### [Work request]
Locate each line below that includes "prefix" and reproduce it.

Collected data:
□ □ □ □ □ □ □
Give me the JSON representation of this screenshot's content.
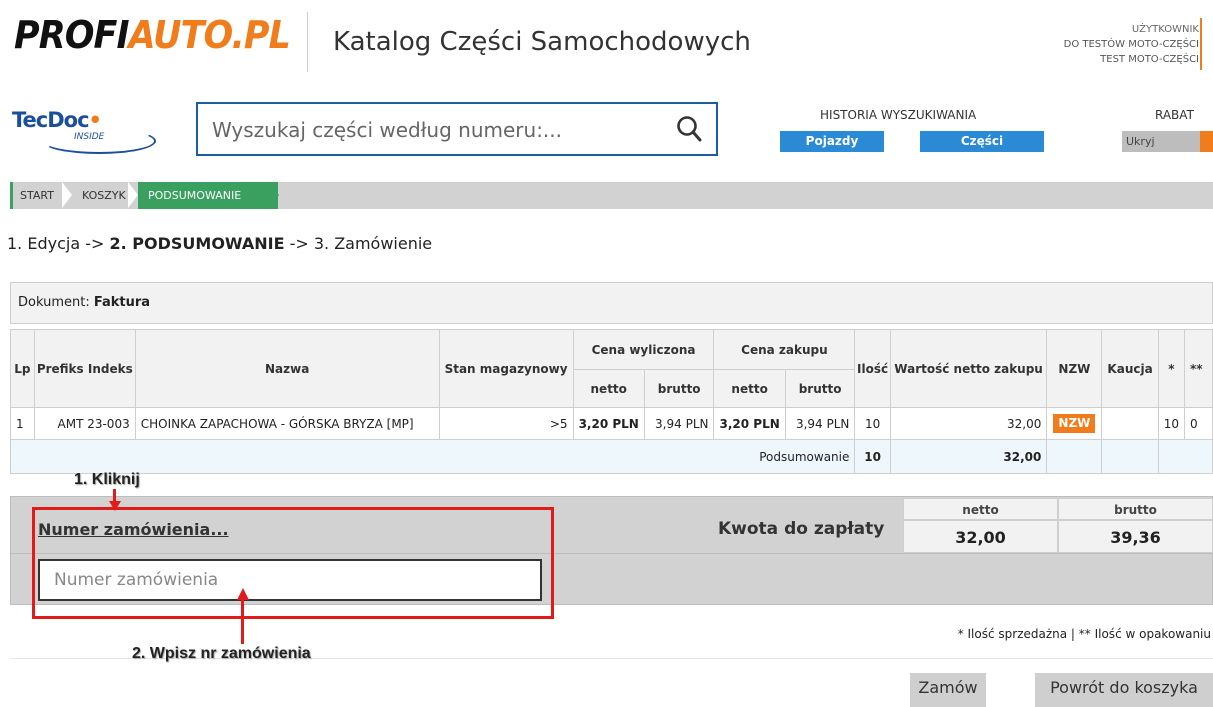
{
  "header": {
    "logo_part1": "PROFI",
    "logo_part2": "AUTO.PL",
    "catalog_title": "Katalog Części Samochodowych",
    "user_label": "UŻYTKOWNIK",
    "user_line1": "DO TESTÓW MOTO-CZĘŚCI",
    "user_line2": "TEST MOTO-CZĘŚCI"
  },
  "tecdoc": {
    "brand": "TecDoc",
    "sub": "INSIDE"
  },
  "search": {
    "placeholder": "Wyszukaj części według numeru:..."
  },
  "history": {
    "label": "HISTORIA WYSZUKIWANIA",
    "vehicles": "Pojazdy",
    "parts": "Części"
  },
  "rabat": {
    "label": "RABAT",
    "toggle": "Ukryj"
  },
  "breadcrumb": {
    "start": "START",
    "koszyk": "KOSZYK",
    "active": "PODSUMOWANIE"
  },
  "steps": {
    "s1": "1. Edycja -> ",
    "s2": "2. PODSUMOWANIE",
    "s3": " -> 3. Zamówienie"
  },
  "document": {
    "label": "Dokument: ",
    "value": "Faktura"
  },
  "table": {
    "headers": {
      "lp": "Lp",
      "prefix": "Prefiks Indeks",
      "name": "Nazwa",
      "stock": "Stan magazynowy",
      "calc_price": "Cena wyliczona",
      "purchase_price": "Cena zakupu",
      "netto": "netto",
      "brutto": "brutto",
      "qty": "Ilość",
      "net_value": "Wartość netto zakupu",
      "nzw": "NZW",
      "kaucja": "Kaucja",
      "star1": "*",
      "star2": "**"
    },
    "rows": [
      {
        "lp": "1",
        "prefix": "AMT 23-003",
        "name": "CHOINKA ZAPACHOWA - GÓRSKA BRYZA [MP]",
        "stock": ">5",
        "calc_netto": "3,20 PLN",
        "calc_brutto": "3,94 PLN",
        "buy_netto": "3,20 PLN",
        "buy_brutto": "3,94 PLN",
        "qty": "10",
        "net_value": "32,00",
        "nzw": "NZW",
        "kaucja": "",
        "star1": "10",
        "star2": "0"
      }
    ],
    "summary": {
      "label": "Podsumowanie",
      "qty": "10",
      "net_value": "32,00"
    }
  },
  "payment": {
    "order_link": "Numer zamówienia...",
    "order_placeholder": "Numer zamówienia",
    "kwota_label": "Kwota do zapłaty",
    "netto_label": "netto",
    "brutto_label": "brutto",
    "netto_value": "32,00",
    "brutto_value": "39,36"
  },
  "legend": "* Ilość sprzedażna | ** Ilość w opakowaniu",
  "buttons": {
    "order": "Zamów",
    "back": "Powrót do koszyka"
  },
  "annotations": {
    "step1": "1. Kliknij",
    "step2": "2. Wpisz nr zamówienia"
  },
  "colors": {
    "accent_orange": "#f07c1b",
    "button_blue": "#2a8ad6",
    "breadcrumb_green": "#3aa05f",
    "annotation_red": "#e11a1a"
  }
}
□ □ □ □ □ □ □
### [Solution to the exercise]
      "prefix": "Prefiks Indeks",
        "prefix": "AMT 23-003",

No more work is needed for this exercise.